You are right that chemical stripping or media blasting would be better than sanding.
I know, I cringed when read that only because I’ve seen the effects of polluted body panels where the extent of the pollution was not known and resulted in a botched job that had to be started over…
Yeah, bad idea, don’t do it again. Only time to maybe use WD-40 is to get road tar off of good paint (but I prefer Turtle Wax tar remover). WD-40 isn’t a rust preventative, it might even make it worse.
I have used WD40 on car paint without any side effects. I use it to remove pine sap.
( also rejuvinates old guitar strings )
Yes, it’s also good for getting pine sap off of your hands after tree trimming. But I digress.
WD40 will definitely not make rust worse.
“WD-40 literally stands for Water Displacement, 40th formula. That’s the name straight out of the lab book used by the chemist who developed the product back in 1953. The chemist, Norm Larsen, was attempting to concoct a formula to prevent corrosion—a task which is done by displacing water” straight from the website.
I’ve never painted a car before, but I do paint houses and understand how contaminants can cause paint to not adhere. I didnt know if sanding was the method or whatever - I guess chemical peeling is the proper way, which I’m sure will remove everything. Itll be a long time before painting this car is nearing the top of the to do list.
@jemsed1 its going well. Needs brakes, tires, and the overheating issue to be solved. But its a project. I still drive it down the block from time to time just to keep it moving.
@Fender1325 - I was remembering old advice about WD40 causing corrosion on guns, turns out to be incorrect. Here’s a comparison of different sprays, WD40 was OK, not the best:
But I wouldn’t use it all over the car, mostly because you’ll want to do some painting at some point.
Although It got bad ratings in that gun article, I’ve heard good things about Kroil in terms of busting off rusted nuts
That article was just for rust prevention, not breaking frozen nuts free.
What do you need paint for @Fender; She looks good now.
Just set up a mister that the car passes under on the way back inyo the garage.
WD-40 gums up after a short amount of time.
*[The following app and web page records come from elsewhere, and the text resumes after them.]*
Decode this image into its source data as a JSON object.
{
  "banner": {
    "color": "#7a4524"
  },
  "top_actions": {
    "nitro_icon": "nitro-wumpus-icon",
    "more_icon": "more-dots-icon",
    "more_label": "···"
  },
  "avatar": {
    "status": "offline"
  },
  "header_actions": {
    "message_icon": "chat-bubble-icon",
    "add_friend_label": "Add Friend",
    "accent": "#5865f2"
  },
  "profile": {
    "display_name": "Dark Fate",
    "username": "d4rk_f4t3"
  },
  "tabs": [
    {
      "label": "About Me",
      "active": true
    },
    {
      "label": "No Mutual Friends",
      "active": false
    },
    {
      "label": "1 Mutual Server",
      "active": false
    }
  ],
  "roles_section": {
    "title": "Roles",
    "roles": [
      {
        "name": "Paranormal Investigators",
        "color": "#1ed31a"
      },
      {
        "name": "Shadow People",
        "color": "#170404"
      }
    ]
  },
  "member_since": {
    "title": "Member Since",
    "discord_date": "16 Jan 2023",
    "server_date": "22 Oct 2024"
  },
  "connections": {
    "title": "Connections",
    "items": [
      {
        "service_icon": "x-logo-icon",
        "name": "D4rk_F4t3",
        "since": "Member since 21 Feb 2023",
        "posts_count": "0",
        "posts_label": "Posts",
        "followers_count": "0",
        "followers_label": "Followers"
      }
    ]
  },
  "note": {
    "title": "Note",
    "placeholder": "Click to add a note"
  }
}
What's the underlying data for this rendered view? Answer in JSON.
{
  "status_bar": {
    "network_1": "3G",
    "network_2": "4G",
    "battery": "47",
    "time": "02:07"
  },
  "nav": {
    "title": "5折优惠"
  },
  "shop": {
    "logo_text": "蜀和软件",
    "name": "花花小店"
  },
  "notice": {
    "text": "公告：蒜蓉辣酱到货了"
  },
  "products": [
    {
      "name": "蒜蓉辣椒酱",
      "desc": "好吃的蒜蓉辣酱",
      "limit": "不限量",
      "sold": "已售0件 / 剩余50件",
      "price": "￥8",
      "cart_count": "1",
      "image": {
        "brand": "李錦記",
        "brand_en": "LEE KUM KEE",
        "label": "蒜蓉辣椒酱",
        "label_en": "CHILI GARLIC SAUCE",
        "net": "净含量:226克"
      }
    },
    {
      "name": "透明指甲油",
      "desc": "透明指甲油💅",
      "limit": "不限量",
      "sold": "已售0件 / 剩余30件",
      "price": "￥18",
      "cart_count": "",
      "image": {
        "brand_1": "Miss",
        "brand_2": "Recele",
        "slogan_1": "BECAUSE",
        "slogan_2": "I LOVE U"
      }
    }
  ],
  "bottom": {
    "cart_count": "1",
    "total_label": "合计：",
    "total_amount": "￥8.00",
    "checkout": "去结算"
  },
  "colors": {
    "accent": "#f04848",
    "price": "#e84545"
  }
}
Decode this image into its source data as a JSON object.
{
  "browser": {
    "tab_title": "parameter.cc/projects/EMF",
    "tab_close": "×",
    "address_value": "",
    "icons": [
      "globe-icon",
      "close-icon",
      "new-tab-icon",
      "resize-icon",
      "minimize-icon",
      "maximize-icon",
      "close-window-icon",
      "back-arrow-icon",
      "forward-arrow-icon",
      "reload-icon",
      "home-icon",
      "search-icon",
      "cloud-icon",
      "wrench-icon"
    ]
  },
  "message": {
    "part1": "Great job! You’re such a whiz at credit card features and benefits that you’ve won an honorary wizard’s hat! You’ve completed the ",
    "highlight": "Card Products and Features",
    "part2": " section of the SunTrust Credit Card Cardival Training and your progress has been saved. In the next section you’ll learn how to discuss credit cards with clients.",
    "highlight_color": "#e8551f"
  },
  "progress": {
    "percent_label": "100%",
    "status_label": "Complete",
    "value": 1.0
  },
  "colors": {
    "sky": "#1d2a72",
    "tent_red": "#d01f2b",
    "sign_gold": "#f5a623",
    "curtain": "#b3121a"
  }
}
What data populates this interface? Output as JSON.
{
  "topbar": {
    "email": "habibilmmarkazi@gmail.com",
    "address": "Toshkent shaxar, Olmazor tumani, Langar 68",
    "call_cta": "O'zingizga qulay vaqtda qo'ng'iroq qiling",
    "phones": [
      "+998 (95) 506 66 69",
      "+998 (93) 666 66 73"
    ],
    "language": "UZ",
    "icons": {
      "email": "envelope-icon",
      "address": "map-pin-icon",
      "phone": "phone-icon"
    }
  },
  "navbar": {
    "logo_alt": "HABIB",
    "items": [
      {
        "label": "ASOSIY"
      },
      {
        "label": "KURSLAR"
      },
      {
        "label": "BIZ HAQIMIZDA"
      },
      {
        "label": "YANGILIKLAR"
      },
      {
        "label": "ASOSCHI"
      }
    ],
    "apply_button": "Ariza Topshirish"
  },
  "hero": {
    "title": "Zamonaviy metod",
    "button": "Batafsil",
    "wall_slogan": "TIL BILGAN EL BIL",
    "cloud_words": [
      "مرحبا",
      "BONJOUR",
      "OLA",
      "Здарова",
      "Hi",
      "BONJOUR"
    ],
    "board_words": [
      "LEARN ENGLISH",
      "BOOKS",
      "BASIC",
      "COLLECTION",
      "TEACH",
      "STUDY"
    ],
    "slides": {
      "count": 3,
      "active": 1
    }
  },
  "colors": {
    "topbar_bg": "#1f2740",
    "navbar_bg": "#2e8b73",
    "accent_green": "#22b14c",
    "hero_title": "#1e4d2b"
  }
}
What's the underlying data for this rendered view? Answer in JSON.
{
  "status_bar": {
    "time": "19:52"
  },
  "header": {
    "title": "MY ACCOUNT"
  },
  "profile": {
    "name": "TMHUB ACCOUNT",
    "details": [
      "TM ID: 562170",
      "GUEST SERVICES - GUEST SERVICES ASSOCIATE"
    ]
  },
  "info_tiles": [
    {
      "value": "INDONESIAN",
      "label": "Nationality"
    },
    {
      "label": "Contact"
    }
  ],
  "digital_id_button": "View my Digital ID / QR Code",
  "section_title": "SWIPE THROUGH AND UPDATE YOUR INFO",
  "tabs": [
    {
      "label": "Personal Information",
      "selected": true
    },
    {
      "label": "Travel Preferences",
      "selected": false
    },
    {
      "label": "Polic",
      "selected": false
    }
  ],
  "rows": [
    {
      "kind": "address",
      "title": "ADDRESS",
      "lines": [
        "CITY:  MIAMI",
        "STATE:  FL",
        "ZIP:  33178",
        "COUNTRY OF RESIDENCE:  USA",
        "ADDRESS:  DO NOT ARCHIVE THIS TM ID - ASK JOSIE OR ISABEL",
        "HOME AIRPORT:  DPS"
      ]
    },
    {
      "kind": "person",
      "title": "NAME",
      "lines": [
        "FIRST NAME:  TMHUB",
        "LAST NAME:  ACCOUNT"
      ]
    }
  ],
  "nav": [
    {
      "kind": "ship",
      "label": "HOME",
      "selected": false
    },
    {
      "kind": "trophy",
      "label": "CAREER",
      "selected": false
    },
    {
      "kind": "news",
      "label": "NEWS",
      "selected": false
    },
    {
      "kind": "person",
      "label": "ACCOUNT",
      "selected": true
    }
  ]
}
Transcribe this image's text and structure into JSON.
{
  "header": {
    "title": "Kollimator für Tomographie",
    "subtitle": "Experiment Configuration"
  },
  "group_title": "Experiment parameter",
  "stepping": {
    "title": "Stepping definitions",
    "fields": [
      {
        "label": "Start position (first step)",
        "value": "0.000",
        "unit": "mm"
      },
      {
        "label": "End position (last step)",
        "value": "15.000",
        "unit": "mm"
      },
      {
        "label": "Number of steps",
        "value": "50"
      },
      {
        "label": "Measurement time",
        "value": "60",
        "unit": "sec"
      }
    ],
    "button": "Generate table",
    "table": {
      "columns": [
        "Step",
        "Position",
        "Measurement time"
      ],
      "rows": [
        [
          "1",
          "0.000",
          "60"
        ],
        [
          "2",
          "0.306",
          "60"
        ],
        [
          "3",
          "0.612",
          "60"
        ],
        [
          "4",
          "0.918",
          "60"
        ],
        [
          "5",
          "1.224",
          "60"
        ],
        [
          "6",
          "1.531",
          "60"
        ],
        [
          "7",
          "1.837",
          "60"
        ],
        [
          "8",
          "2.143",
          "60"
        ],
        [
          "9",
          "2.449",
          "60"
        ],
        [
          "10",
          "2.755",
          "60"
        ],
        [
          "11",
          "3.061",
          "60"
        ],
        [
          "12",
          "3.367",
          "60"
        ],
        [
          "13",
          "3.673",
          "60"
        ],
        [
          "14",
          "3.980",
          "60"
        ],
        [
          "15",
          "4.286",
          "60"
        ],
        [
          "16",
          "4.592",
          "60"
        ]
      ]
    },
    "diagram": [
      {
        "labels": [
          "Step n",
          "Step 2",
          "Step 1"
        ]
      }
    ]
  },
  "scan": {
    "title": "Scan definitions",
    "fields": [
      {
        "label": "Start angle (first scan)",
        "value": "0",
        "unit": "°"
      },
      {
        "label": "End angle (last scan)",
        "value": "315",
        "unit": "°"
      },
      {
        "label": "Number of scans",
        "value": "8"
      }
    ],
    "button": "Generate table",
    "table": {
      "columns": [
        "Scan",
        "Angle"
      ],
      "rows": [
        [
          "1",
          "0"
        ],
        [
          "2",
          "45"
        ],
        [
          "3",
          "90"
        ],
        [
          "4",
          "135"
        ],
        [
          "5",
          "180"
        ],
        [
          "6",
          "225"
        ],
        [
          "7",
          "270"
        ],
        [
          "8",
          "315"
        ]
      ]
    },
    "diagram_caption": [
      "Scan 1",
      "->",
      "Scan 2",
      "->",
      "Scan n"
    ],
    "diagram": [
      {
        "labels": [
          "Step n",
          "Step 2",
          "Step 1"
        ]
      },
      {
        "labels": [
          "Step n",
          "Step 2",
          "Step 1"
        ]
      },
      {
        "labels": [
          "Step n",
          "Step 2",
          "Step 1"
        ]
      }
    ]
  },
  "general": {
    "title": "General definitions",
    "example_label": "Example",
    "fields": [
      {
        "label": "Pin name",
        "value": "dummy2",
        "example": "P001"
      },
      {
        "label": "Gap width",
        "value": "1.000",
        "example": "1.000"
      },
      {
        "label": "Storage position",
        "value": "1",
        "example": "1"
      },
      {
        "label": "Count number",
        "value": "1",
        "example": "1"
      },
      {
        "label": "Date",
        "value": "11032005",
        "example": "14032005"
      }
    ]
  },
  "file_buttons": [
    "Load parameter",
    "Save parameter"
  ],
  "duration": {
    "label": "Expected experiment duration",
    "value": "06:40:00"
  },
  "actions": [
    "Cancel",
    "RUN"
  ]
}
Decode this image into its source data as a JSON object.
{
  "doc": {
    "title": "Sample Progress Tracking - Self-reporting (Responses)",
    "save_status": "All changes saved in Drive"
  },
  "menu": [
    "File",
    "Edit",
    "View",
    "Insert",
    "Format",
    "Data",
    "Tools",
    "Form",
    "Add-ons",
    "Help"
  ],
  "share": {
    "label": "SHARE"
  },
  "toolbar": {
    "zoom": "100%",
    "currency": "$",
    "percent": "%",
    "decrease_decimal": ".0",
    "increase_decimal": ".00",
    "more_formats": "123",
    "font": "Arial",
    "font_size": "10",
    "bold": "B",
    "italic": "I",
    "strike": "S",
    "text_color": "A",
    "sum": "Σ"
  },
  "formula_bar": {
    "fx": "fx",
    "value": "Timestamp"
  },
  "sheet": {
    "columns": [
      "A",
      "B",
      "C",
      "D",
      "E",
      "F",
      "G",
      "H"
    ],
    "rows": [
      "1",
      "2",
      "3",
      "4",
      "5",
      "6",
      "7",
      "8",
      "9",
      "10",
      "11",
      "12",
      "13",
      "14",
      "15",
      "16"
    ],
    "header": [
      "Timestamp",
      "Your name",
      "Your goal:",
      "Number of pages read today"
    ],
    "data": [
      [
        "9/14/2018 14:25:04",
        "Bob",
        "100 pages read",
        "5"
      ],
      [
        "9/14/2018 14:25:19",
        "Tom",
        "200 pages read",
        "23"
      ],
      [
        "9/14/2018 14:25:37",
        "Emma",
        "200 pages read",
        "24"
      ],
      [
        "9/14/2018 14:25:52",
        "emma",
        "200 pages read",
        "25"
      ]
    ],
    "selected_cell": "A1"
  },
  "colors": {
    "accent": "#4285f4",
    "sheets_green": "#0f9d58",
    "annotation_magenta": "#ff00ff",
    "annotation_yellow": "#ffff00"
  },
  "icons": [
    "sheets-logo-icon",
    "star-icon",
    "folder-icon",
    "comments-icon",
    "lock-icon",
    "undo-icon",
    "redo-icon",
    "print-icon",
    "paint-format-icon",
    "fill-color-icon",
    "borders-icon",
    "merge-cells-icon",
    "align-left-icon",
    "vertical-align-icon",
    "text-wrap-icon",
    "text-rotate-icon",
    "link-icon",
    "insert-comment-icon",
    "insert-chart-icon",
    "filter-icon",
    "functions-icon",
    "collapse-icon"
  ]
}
Keep it away from hinges, etc. It gums up and attracts dirt and under a tree you will have puddles of gooey cra*. Be careful.
How about buying a tarp?